Again, an interesting story which takes some unusual and unexpected routes to get to its destination and mildly contemplative regarding the nature of power and responsibility and choice and betrayal.
Recommended if you enjoyed the first book, which was a freebie last month.
Now onto another sf/fantasy, Christopher Stasheff's The Warlock In Spite of Himself, one of my Phoenix Pick purchases during last month's sale.
This edition includes a new "looking back" introduction by the author, which was a nice touch. Though I was thinking that it was not so much the technology in the book which was outdated, but the gender attitudes.
Apparently in the viewpoint character's internal narrative, women who don't act as he thinks they ought to and do what they will, of their own will for their own purposes instead, are all "bitches" bent on using their feminine wiles to lead a man around by not-his-nose. Unless they're properly soft and yielding and in helpless need of rescue by him, then they become okay.

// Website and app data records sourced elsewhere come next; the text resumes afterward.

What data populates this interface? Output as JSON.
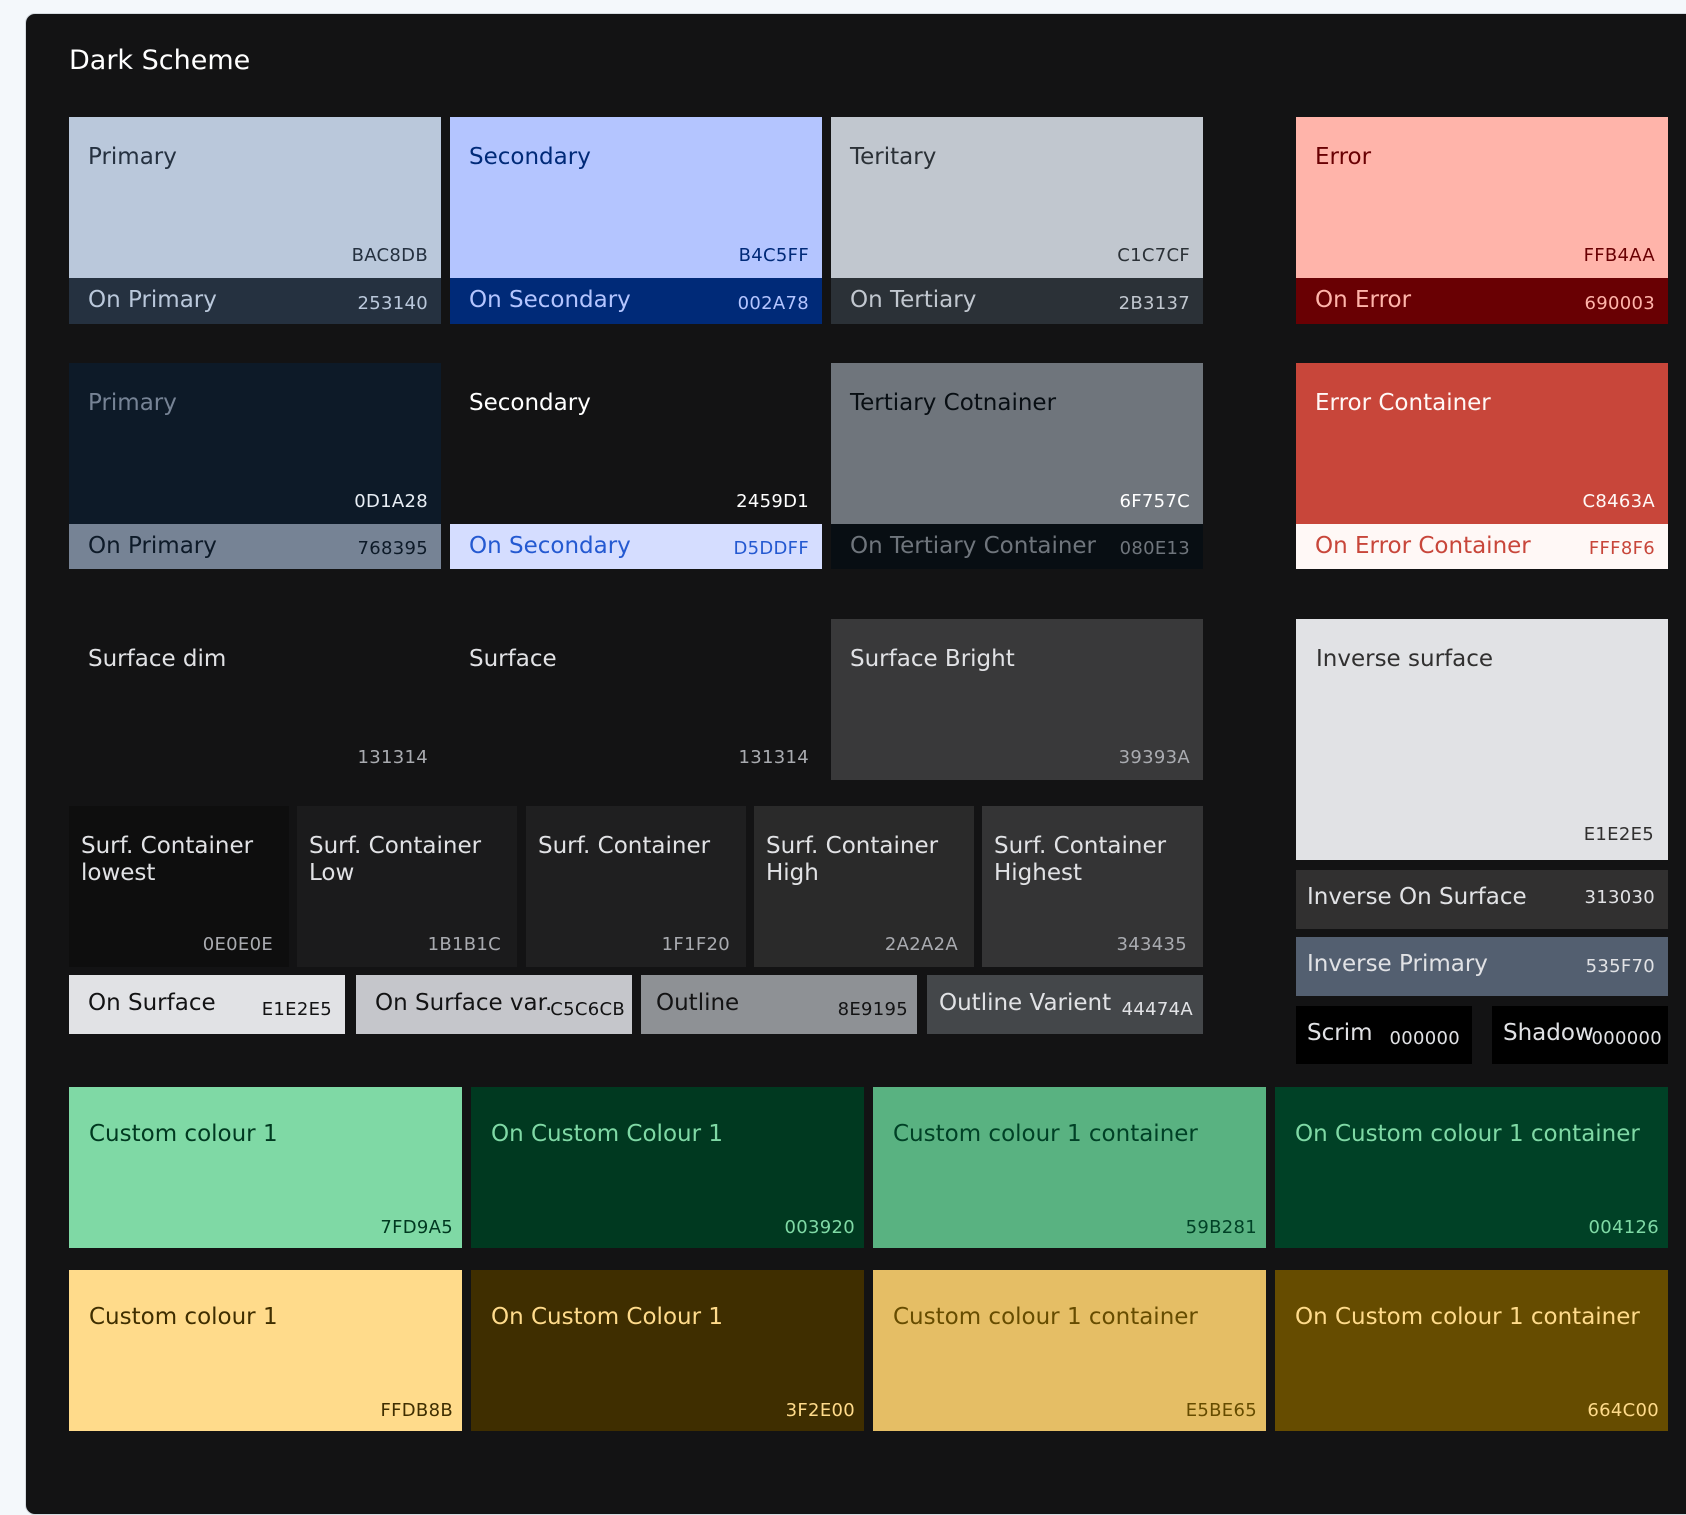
{
  "title": "Dark Scheme",
  "swatches": {
    "primary": {
      "label": "Primary",
      "hex": "BAC8DB"
    },
    "on_primary": {
      "label": "On Primary",
      "hex": "253140"
    },
    "secondary": {
      "label": "Secondary",
      "hex": "B4C5FF"
    },
    "on_secondary": {
      "label": "On Secondary",
      "hex": "002A78"
    },
    "tertiary": {
      "label": "Teritary",
      "hex": "C1C7CF"
    },
    "on_tertiary": {
      "label": "On Tertiary",
      "hex": "2B3137"
    },
    "error": {
      "label": "Error",
      "hex": "FFB4AA"
    },
    "on_error": {
      "label": "On Error",
      "hex": "690003"
    },
    "primary_container": {
      "label": "Primary",
      "hex": "0D1A28"
    },
    "on_primary_container": {
      "label": "On Primary",
      "hex": "768395"
    },
    "secondary_container": {
      "label": "Secondary",
      "hex": "2459D1"
    },
    "on_secondary_container": {
      "label": "On Secondary",
      "hex": "D5DDFF"
    },
    "tertiary_container": {
      "label": "Tertiary Cotnainer",
      "hex": "6F757C"
    },
    "on_tertiary_container": {
      "label": "On Tertiary Container",
      "hex": "080E13"
    },
    "error_container": {
      "label": "Error Container",
      "hex": "C8463A"
    },
    "on_error_container": {
      "label": "On Error Container",
      "hex": "FFF8F6"
    },
    "surface_dim": {
      "label": "Surface dim",
      "hex": "131314"
    },
    "surface": {
      "label": "Surface",
      "hex": "131314"
    },
    "surface_bright": {
      "label": "Surface Bright",
      "hex": "39393A"
    },
    "inverse_surface": {
      "label": "Inverse surface",
      "hex": "E1E2E5"
    },
    "surf_container_lowest": {
      "label": "Surf. Container lowest",
      "hex": "0E0E0E"
    },
    "surf_container_low": {
      "label": "Surf. Container Low",
      "hex": "1B1B1C"
    },
    "surf_container": {
      "label": "Surf. Container",
      "hex": "1F1F20"
    },
    "surf_container_high": {
      "label": "Surf. Container High",
      "hex": "2A2A2A"
    },
    "surf_container_highest": {
      "label": "Surf. Container Highest",
      "hex": "343435"
    },
    "inverse_on_surface": {
      "label": "Inverse On Surface",
      "hex": "313030"
    },
    "inverse_primary": {
      "label": "Inverse Primary",
      "hex": "535F70"
    },
    "on_surface": {
      "label": "On Surface",
      "hex": "E1E2E5"
    },
    "on_surface_var": {
      "label": "On Surface var.",
      "hex": "C5C6CB"
    },
    "outline": {
      "label": "Outline",
      "hex": "8E9195"
    },
    "outline_variant": {
      "label": "Outline Varient",
      "hex": "44474A"
    },
    "scrim": {
      "label": "Scrim",
      "hex": "000000"
    },
    "shadow": {
      "label": "Shadow",
      "hex": "000000"
    },
    "custom1": {
      "label": "Custom colour 1",
      "hex": "7FD9A5"
    },
    "on_custom1": {
      "label": "On Custom Colour 1",
      "hex": "003920"
    },
    "custom1_container": {
      "label": "Custom colour 1 container",
      "hex": "59B281"
    },
    "on_custom1_container": {
      "label": "On Custom colour 1 container",
      "hex": "004126"
    },
    "custom2": {
      "label": "Custom colour 1",
      "hex": "FFDB8B"
    },
    "on_custom2": {
      "label": "On Custom Colour 1",
      "hex": "3F2E00"
    },
    "custom2_container": {
      "label": "Custom colour 1 container",
      "hex": "E5BE65"
    },
    "on_custom2_container": {
      "label": "On Custom colour 1 container",
      "hex": "664C00"
    }
  }
}
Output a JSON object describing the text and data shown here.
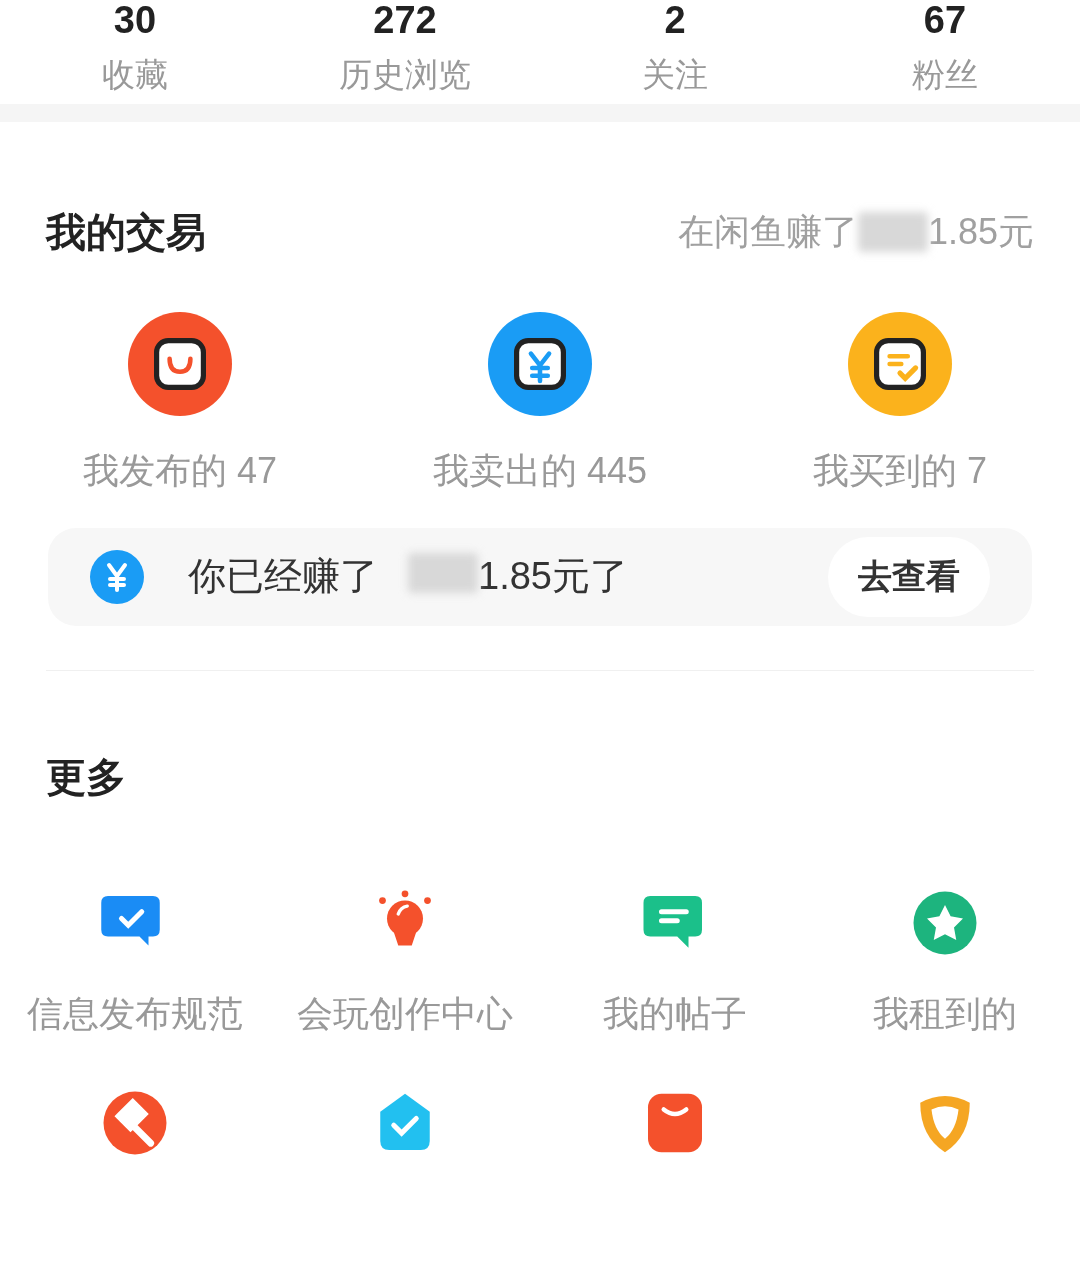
{
  "stats": [
    {
      "value": "30",
      "label": "收藏"
    },
    {
      "value": "272",
      "label": "历史浏览"
    },
    {
      "value": "2",
      "label": "关注"
    },
    {
      "value": "67",
      "label": "粉丝"
    }
  ],
  "trade": {
    "title": "我的交易",
    "earned_prefix": "在闲鱼赚了",
    "earned_suffix": "1.85元",
    "items": [
      {
        "kind": "bag",
        "color": "#f4512c",
        "label": "我发布的 47"
      },
      {
        "kind": "yen",
        "color": "#1a9cf5",
        "label": "我卖出的 445"
      },
      {
        "kind": "note",
        "color": "#fbb21c",
        "label": "我买到的 7"
      }
    ]
  },
  "banner": {
    "prefix": "你已经赚了",
    "suffix": "1.85元了",
    "button": "去查看"
  },
  "more": {
    "title": "更多",
    "items": [
      {
        "kind": "check-card",
        "color": "#1a8cf5",
        "label": "信息发布规范"
      },
      {
        "kind": "bulb",
        "color": "#f4512c",
        "label": "会玩创作中心"
      },
      {
        "kind": "note-card",
        "color": "#1bc08a",
        "label": "我的帖子"
      },
      {
        "kind": "star-circle",
        "color": "#1db47e",
        "label": "我租到的"
      },
      {
        "kind": "hammer",
        "color": "#f4512c"
      },
      {
        "kind": "shield-check",
        "color": "#22c0f0"
      },
      {
        "kind": "bag-plain",
        "color": "#f4512c"
      },
      {
        "kind": "shield",
        "color": "#f5a623"
      }
    ]
  }
}
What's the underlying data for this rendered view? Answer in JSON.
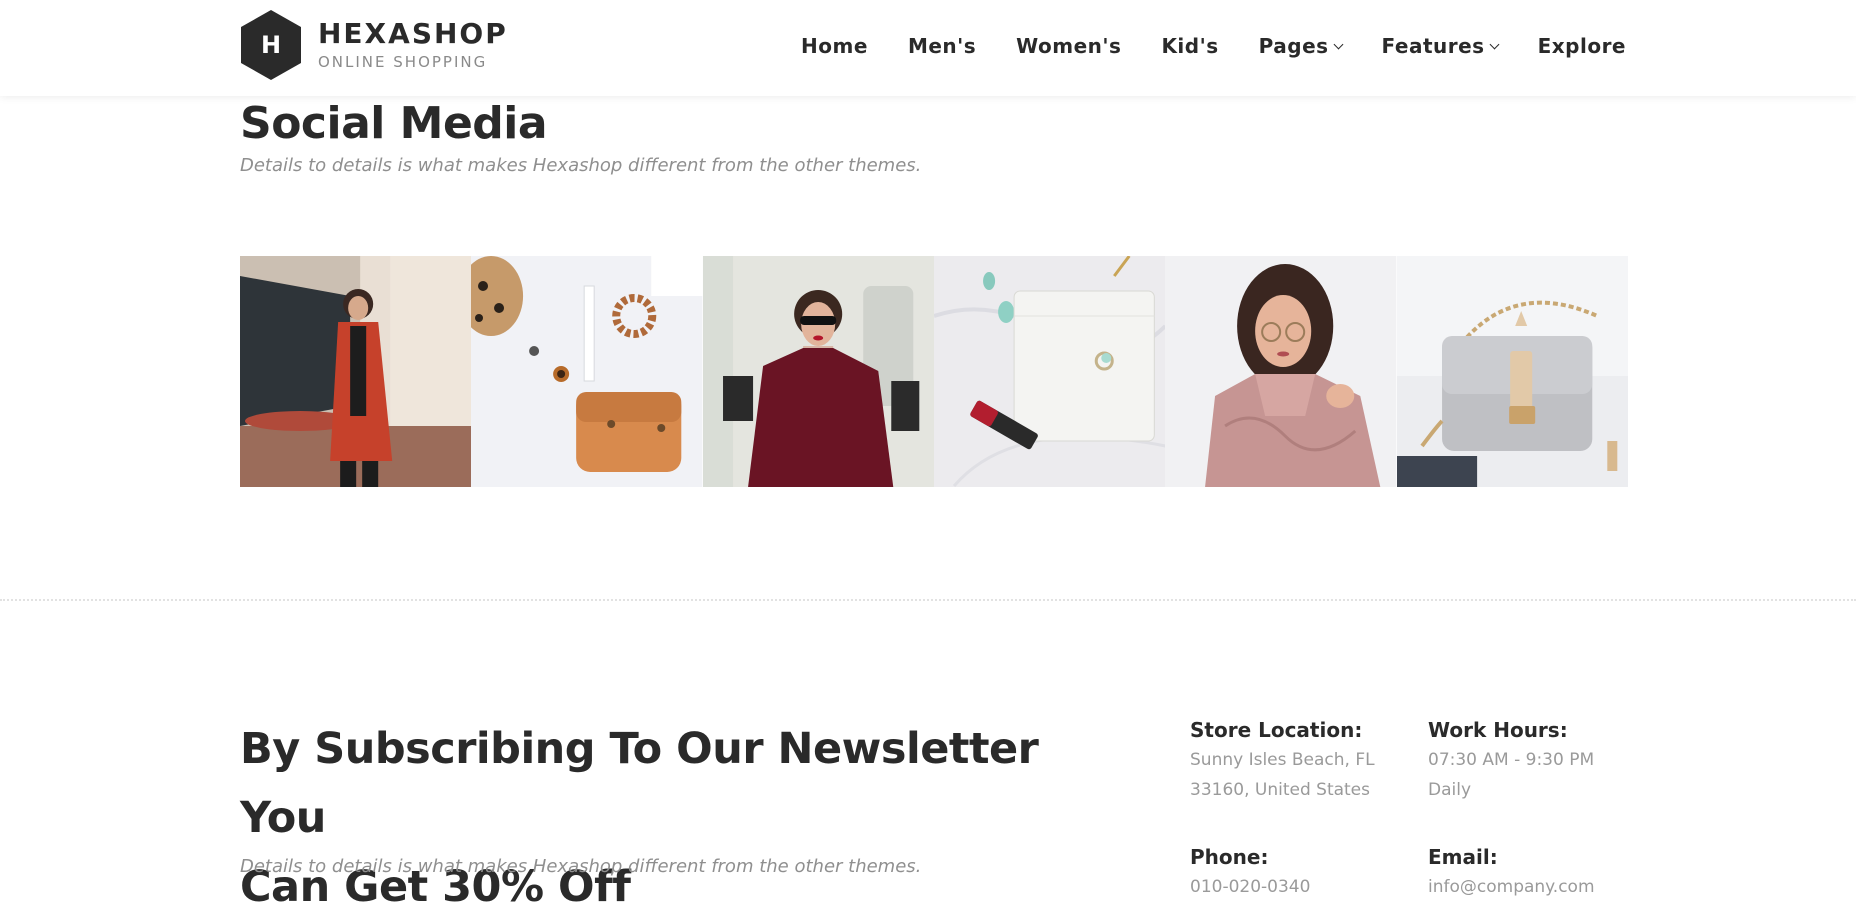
{
  "header": {
    "logo_letter": "H",
    "logo_name": "HEXASHOP",
    "logo_tagline": "ONLINE SHOPPING",
    "nav": [
      {
        "label": "Home",
        "has_dropdown": false
      },
      {
        "label": "Men's",
        "has_dropdown": false
      },
      {
        "label": "Women's",
        "has_dropdown": false
      },
      {
        "label": "Kid's",
        "has_dropdown": false
      },
      {
        "label": "Pages",
        "has_dropdown": true
      },
      {
        "label": "Features",
        "has_dropdown": true
      },
      {
        "label": "Explore",
        "has_dropdown": false
      }
    ]
  },
  "social": {
    "title": "Social Media",
    "subtitle": "Details to details is what makes Hexashop different from the other themes.",
    "images": [
      {
        "icon": "woman-red-coat-photo"
      },
      {
        "icon": "accessories-wallet-photo"
      },
      {
        "icon": "woman-sunglasses-photo"
      },
      {
        "icon": "clutch-lipstick-photo"
      },
      {
        "icon": "woman-pink-jacket-photo"
      },
      {
        "icon": "grey-handbag-photo"
      }
    ]
  },
  "newsletter": {
    "title_line1": "By Subscribing To Our Newsletter You",
    "title_line2": "Can Get 30% Off",
    "subtitle": "Details to details is what makes Hexashop different from the other themes.",
    "store_location": {
      "label": "Store Location:",
      "line1": "Sunny Isles Beach, FL",
      "line2": "33160, United States"
    },
    "work_hours": {
      "label": "Work Hours:",
      "line1": "07:30 AM - 9:30 PM",
      "line2": "Daily"
    },
    "phone": {
      "label": "Phone:",
      "value": "010-020-0340"
    },
    "email": {
      "label": "Email:",
      "value": "info@company.com"
    }
  },
  "colors": {
    "primary_text": "#2a2a2a",
    "muted_text": "#8f8f8f",
    "logo_bg": "#2a2a2a"
  }
}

Aside from that, mildly amusing borderline comical sfnal outsider dropped into a fantastic faux-medieval colony who've developed "magical" powers, with the intent of destabilizing their system of government and replacing it with FREEDOM and DEMOCRACY!!!!! Also incidentally maybe-thwarting a plot to destabilize the local system of government and replace it with totalitarianism from other, competing outside interests.
According to the intro, this was much more resonant in a Cold War context.